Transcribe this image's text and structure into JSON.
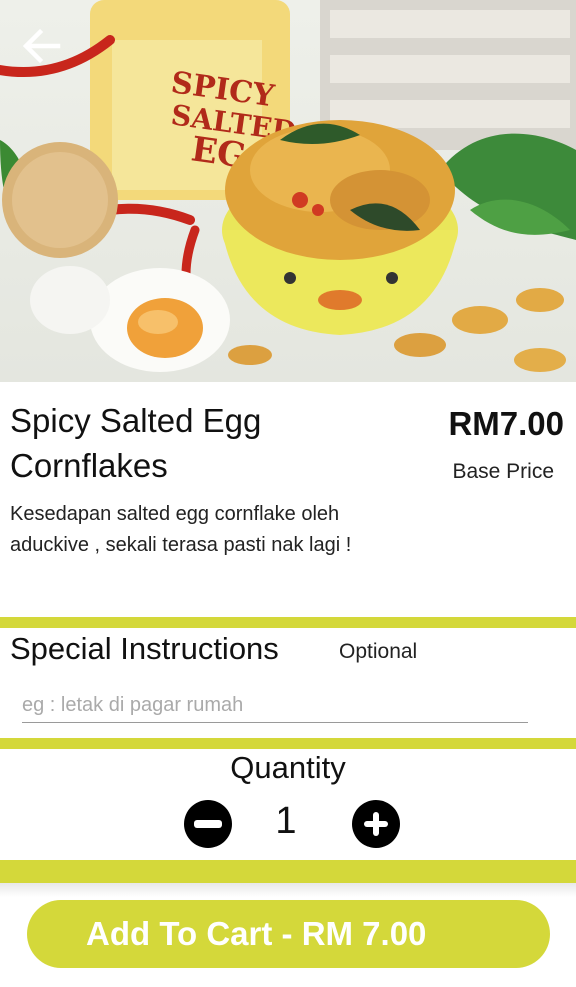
{
  "product": {
    "name": "Spicy Salted Egg Cornflakes",
    "price": "RM7.00",
    "price_caption": "Base Price",
    "description": "Kesedapan salted egg cornflake oleh aduckive , sekali terasa pasti nak lagi !",
    "image_text": "SPICY SALTED EGG"
  },
  "special_instructions": {
    "title": "Special Instructions",
    "optional_label": "Optional",
    "placeholder": "eg : letak di pagar rumah",
    "value": ""
  },
  "quantity": {
    "title": "Quantity",
    "value": "1"
  },
  "cart": {
    "button_label": "Add To Cart - RM 7.00"
  },
  "icons": {
    "back": "arrow-left-icon",
    "minus": "minus-circle-icon",
    "plus": "plus-circle-icon"
  },
  "colors": {
    "accent": "#d4d83a",
    "icon_dark": "#000000",
    "text": "#111111"
  }
}
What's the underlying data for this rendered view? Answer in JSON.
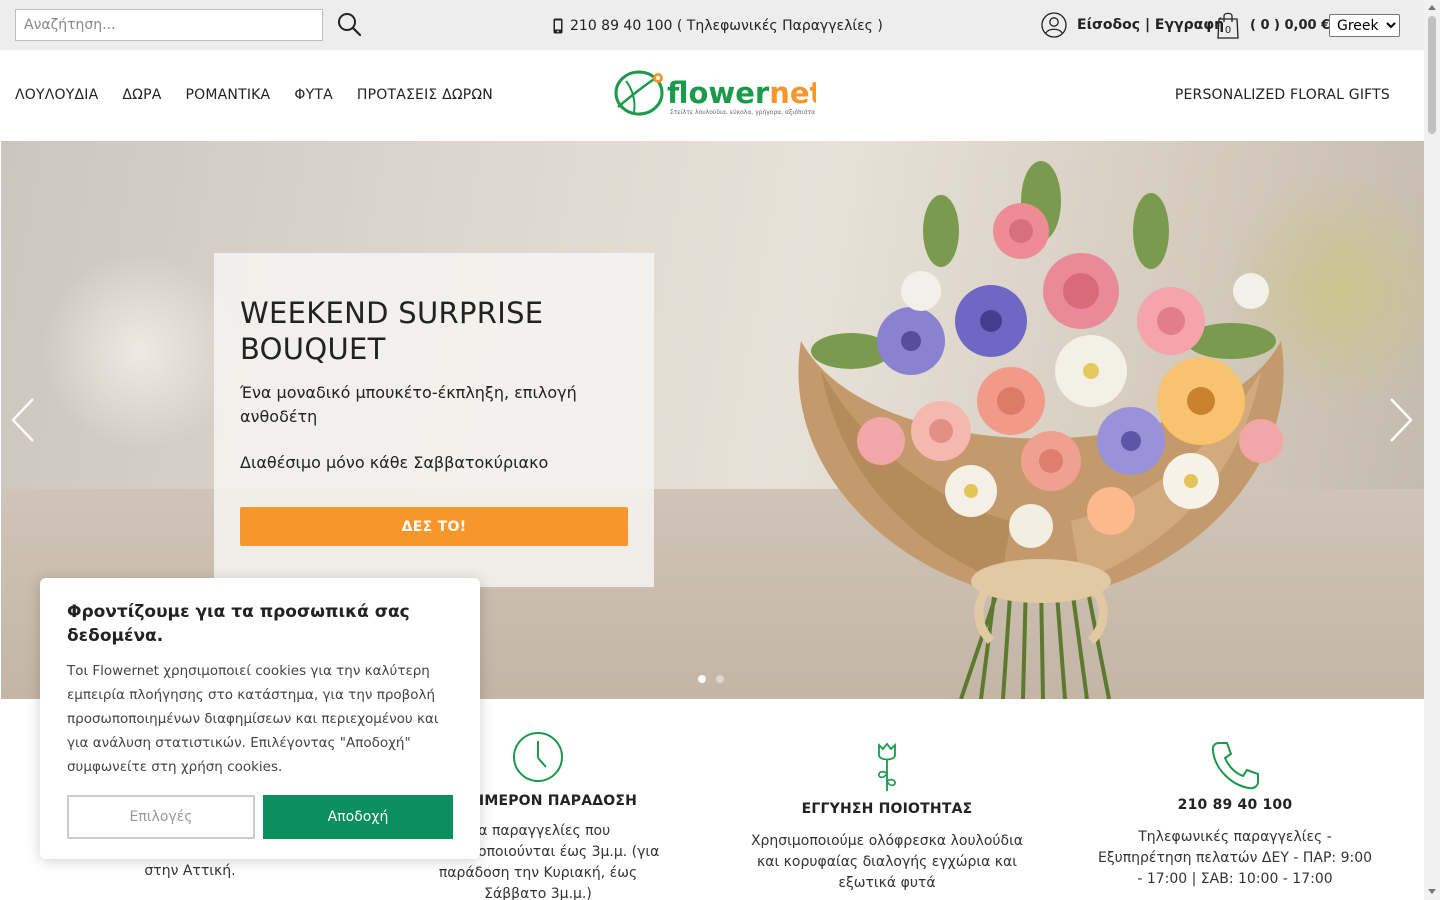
{
  "topbar": {
    "search_placeholder": "Αναζήτηση...",
    "phone": "210 89 40 100 ( Τηλεφωνικές Παραγγελίες )",
    "account_label": "Είσοδος | Εγγραφή",
    "cart_count_label": "( 0 ) 0,00 €",
    "cart_badge": "0",
    "language": "Greek"
  },
  "nav": {
    "items": [
      "ΛΟΥΛΟΥΔΙΑ",
      "ΔΩΡΑ",
      "ΡΟΜΑΝΤΙΚΑ",
      "ΦΥΤΑ",
      "ΠΡΟΤΑΣΕΙΣ ΔΩΡΩΝ"
    ],
    "right_link": "PERSONALIZED FLORAL GIFTS"
  },
  "logo": {
    "text": "flowernet",
    "tagline": "Στείλτε λουλούδια, εύκολα, γρήγορα, αξιόπιστα"
  },
  "hero": {
    "title": "WEEKEND SURPRISE BOUQUET",
    "subtitle": "Ένα μοναδικό μπουκέτο-έκπληξη, επιλογή ανθοδέτη",
    "subtitle2": "Διαθέσιμο μόνο κάθε Σαββατοκύριακο",
    "cta": "ΔΕΣ ΤΟ!",
    "slides_total": 2,
    "slide_active": 1
  },
  "features": [
    {
      "icon": "truck-icon",
      "title": "",
      "text": "στην Αττική."
    },
    {
      "icon": "clock-icon",
      "title": "ΑΥΘΗΜΕΡΟΝ ΠΑΡΑΔΟΣΗ",
      "text": "Για παραγγελίες που πραγματοποιούνται έως 3μ.μ. (για παράδοση την Κυριακή, έως Σάββατο 3μ.μ.)"
    },
    {
      "icon": "rose-icon",
      "title": "ΕΓΓΥΗΣΗ ΠΟΙΟΤΗΤΑΣ",
      "text": "Χρησιμοποιούμε ολόφρεσκα λουλούδια και κορυφαίας διαλογής εγχώρια και εξωτικά φυτά"
    },
    {
      "icon": "phone-icon",
      "title": "210 89 40 100",
      "text": "Τηλεφωνικές παραγγελίες - Εξυπηρέτηση πελατών ΔΕΥ - ΠΑΡ: 9:00 - 17:00 | ΣΑΒ: 10:00 - 17:00"
    }
  ],
  "cookie": {
    "title": "Φροντίζουμε για τα προσωπικά σας δεδομένα.",
    "text": "Τοι Flowernet χρησιμοποιεί cookies για την καλύτερη εμπειρία πλοήγησης στο κατάστημα, για την προβολή προσωποποιημένων διαφημίσεων και περιεχομένου και για ανάλυση στατιστικών. Επιλέγοντας \"Αποδοχή\" συμφωνείτε στη χρήση cookies.",
    "options_label": "Επιλογές",
    "accept_label": "Αποδοχή"
  },
  "colors": {
    "accent_orange": "#f7962a",
    "accept_green": "#0b8f5e",
    "icon_green": "#1a9a4a"
  }
}
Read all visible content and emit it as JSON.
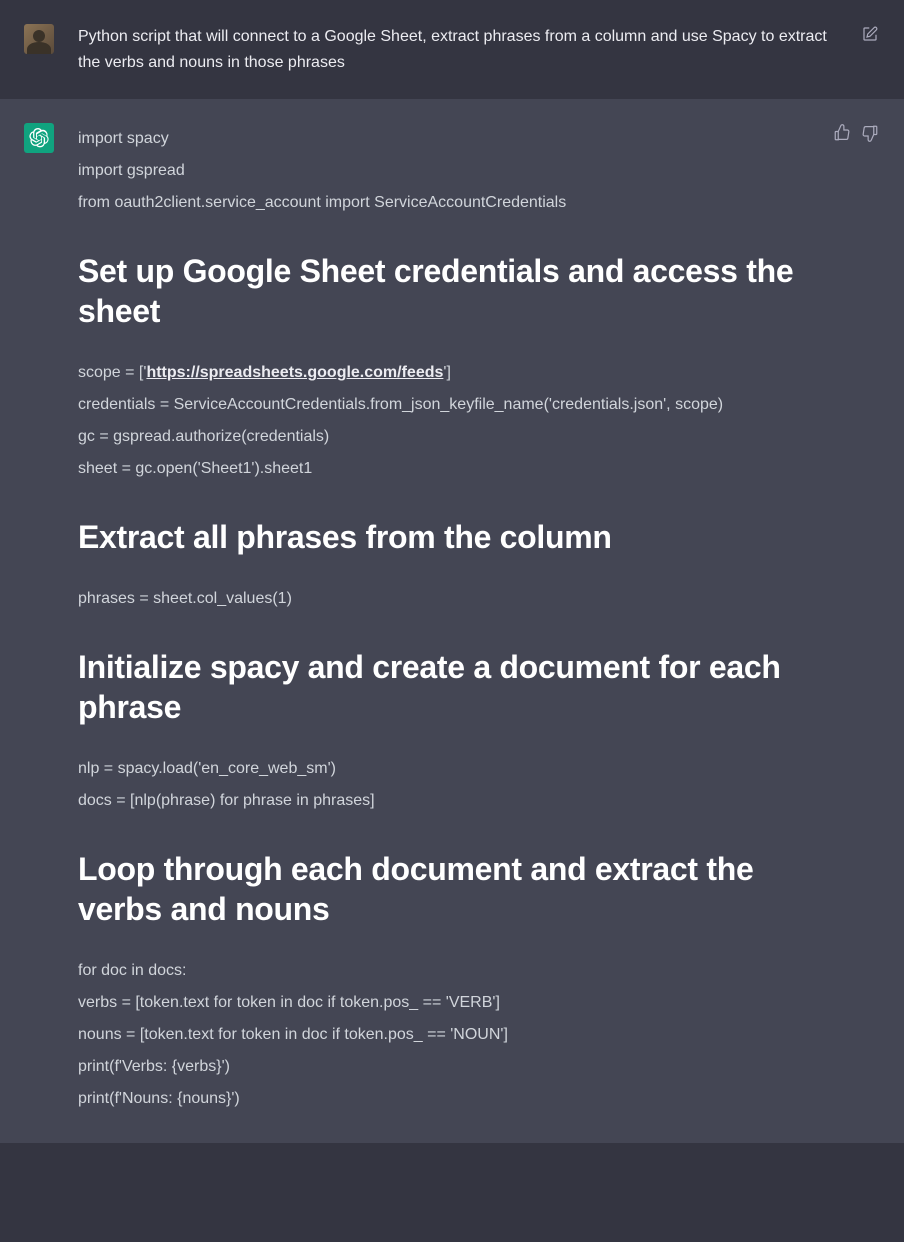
{
  "user": {
    "prompt": "Python script that will connect to a Google Sheet, extract phrases from a column and use Spacy to extract the verbs and nouns in those phrases"
  },
  "assistant": {
    "imports": [
      "import spacy",
      "import gspread",
      "from oauth2client.service_account import ServiceAccountCredentials"
    ],
    "sections": [
      {
        "heading": "Set up Google Sheet credentials and access the sheet",
        "lines": [
          {
            "pre": "scope = ['",
            "link": "https://spreadsheets.google.com/feeds",
            "post": "']"
          },
          {
            "text": "credentials = ServiceAccountCredentials.from_json_keyfile_name('credentials.json', scope)"
          },
          {
            "text": "gc = gspread.authorize(credentials)"
          },
          {
            "text": "sheet = gc.open('Sheet1').sheet1"
          }
        ]
      },
      {
        "heading": "Extract all phrases from the column",
        "lines": [
          {
            "text": "phrases = sheet.col_values(1)"
          }
        ]
      },
      {
        "heading": "Initialize spacy and create a document for each phrase",
        "lines": [
          {
            "text": "nlp = spacy.load('en_core_web_sm')"
          },
          {
            "text": "docs = [nlp(phrase) for phrase in phrases]"
          }
        ]
      },
      {
        "heading": "Loop through each document and extract the verbs and nouns",
        "lines": [
          {
            "text": "for doc in docs:"
          },
          {
            "text": "verbs = [token.text for token in doc if token.pos_ == 'VERB']"
          },
          {
            "text": "nouns = [token.text for token in doc if token.pos_ == 'NOUN']"
          },
          {
            "text": "print(f'Verbs: {verbs}')"
          },
          {
            "text": "print(f'Nouns: {nouns}')"
          }
        ]
      }
    ]
  }
}
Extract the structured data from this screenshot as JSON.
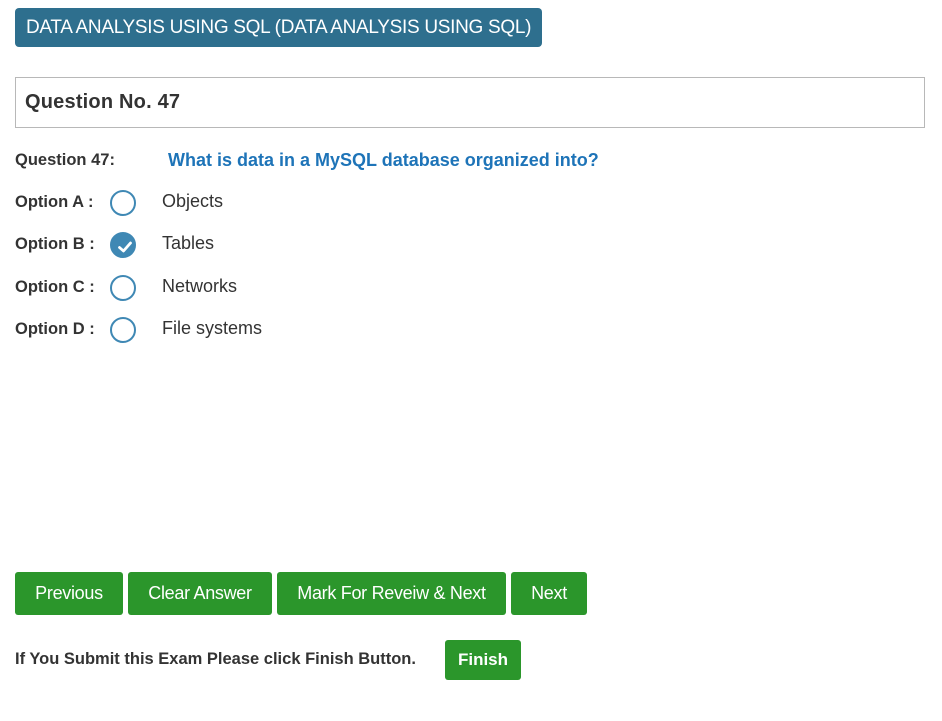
{
  "exam": {
    "subject_title": "DATA ANALYSIS USING SQL (DATA ANALYSIS USING SQL)"
  },
  "question": {
    "header": "Question No. 47",
    "label": "Question 47:",
    "text": "What is data in a MySQL database organized into?"
  },
  "options": [
    {
      "label": "Option A :",
      "text": "Objects",
      "selected": false
    },
    {
      "label": "Option B :",
      "text": "Tables",
      "selected": true
    },
    {
      "label": "Option C :",
      "text": "Networks",
      "selected": false
    },
    {
      "label": "Option D :",
      "text": "File systems",
      "selected": false
    }
  ],
  "buttons": {
    "previous": "Previous",
    "clear_answer": "Clear Answer",
    "mark_review_next": "Mark For Reveiw & Next",
    "next": "Next",
    "finish": "Finish"
  },
  "footer": {
    "submit_note": "If You Submit this Exam Please click Finish Button."
  },
  "colors": {
    "badge_bg": "#2e6f8e",
    "question_text": "#1e74b8",
    "radio_accent": "#3f88b4",
    "button_green": "#2b962b"
  },
  "icons": {
    "radio_selected": "check-icon"
  }
}
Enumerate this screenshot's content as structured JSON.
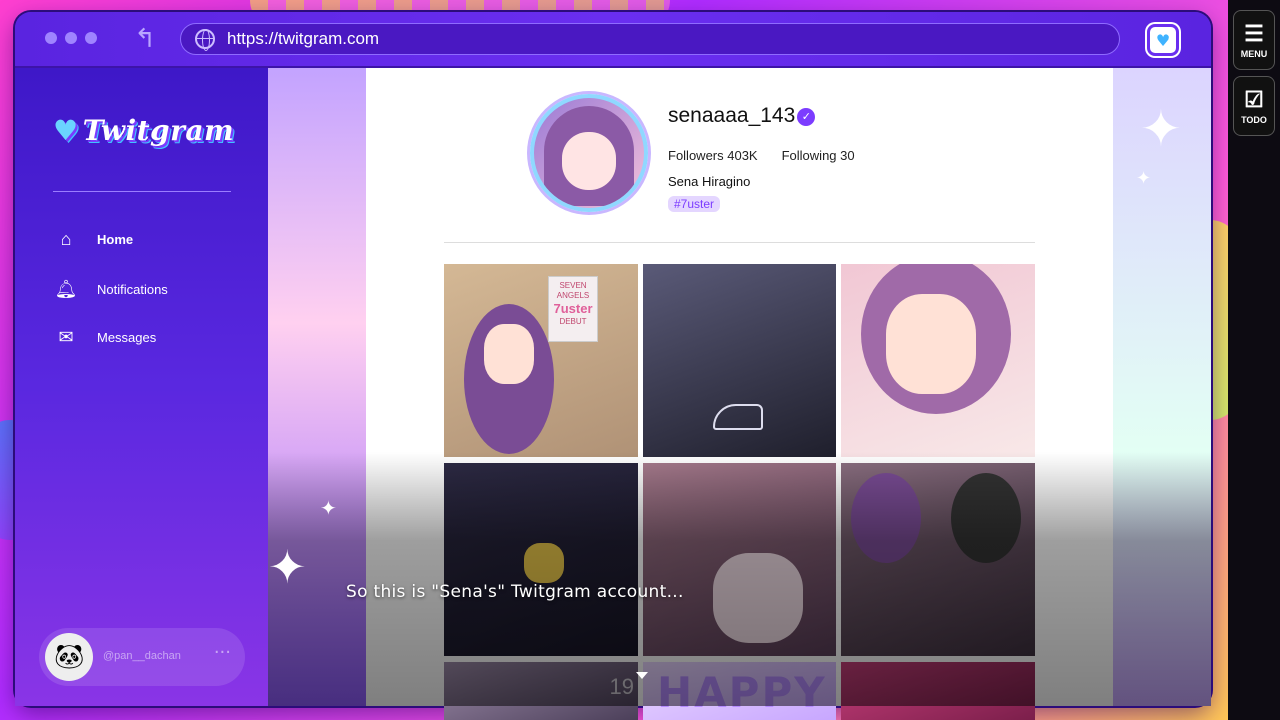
{
  "browser": {
    "url": "https://twitgram.com"
  },
  "sidebar": {
    "logo": "Twitgram",
    "nav": [
      {
        "label": "Home",
        "icon": "home-icon"
      },
      {
        "label": "Notifications",
        "icon": "bell-icon"
      },
      {
        "label": "Messages",
        "icon": "mail-icon"
      }
    ],
    "user": {
      "handle": "@pan__dachan",
      "more": "···"
    }
  },
  "profile": {
    "username": "senaaaa_143",
    "followers": "Followers 403K",
    "following": "Following 30",
    "display_name": "Sena Hiragino",
    "tag": "#7uster"
  },
  "posts": {
    "poster_top": "SEVEN ANGELS",
    "poster_brand": "7uster",
    "poster_bottom": "DEBUT",
    "happy": "HAPPY",
    "number": "19"
  },
  "dialogue": {
    "text": "So this is \"Sena's\" Twitgram account..."
  },
  "rail": {
    "menu": "MENU",
    "todo": "TODO"
  }
}
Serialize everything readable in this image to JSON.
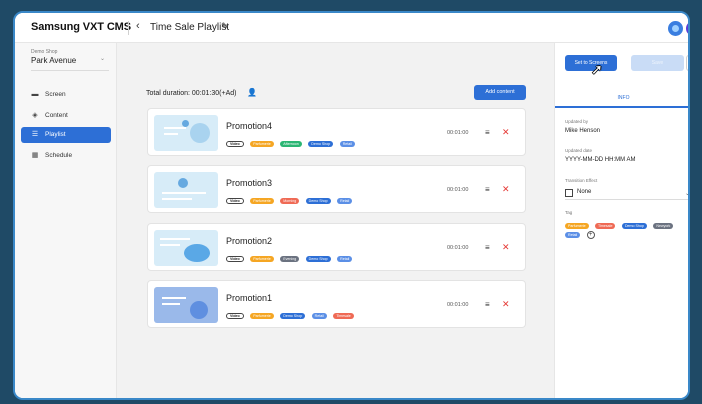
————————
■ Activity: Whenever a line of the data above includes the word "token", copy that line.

■ Answer to this problem:
            "text": "verbs = [token.text for token in doc if token.pos_ == 'VERB']"
            "text": "nouns = [token.text for token in doc if token.pos_ == 'NOUN']"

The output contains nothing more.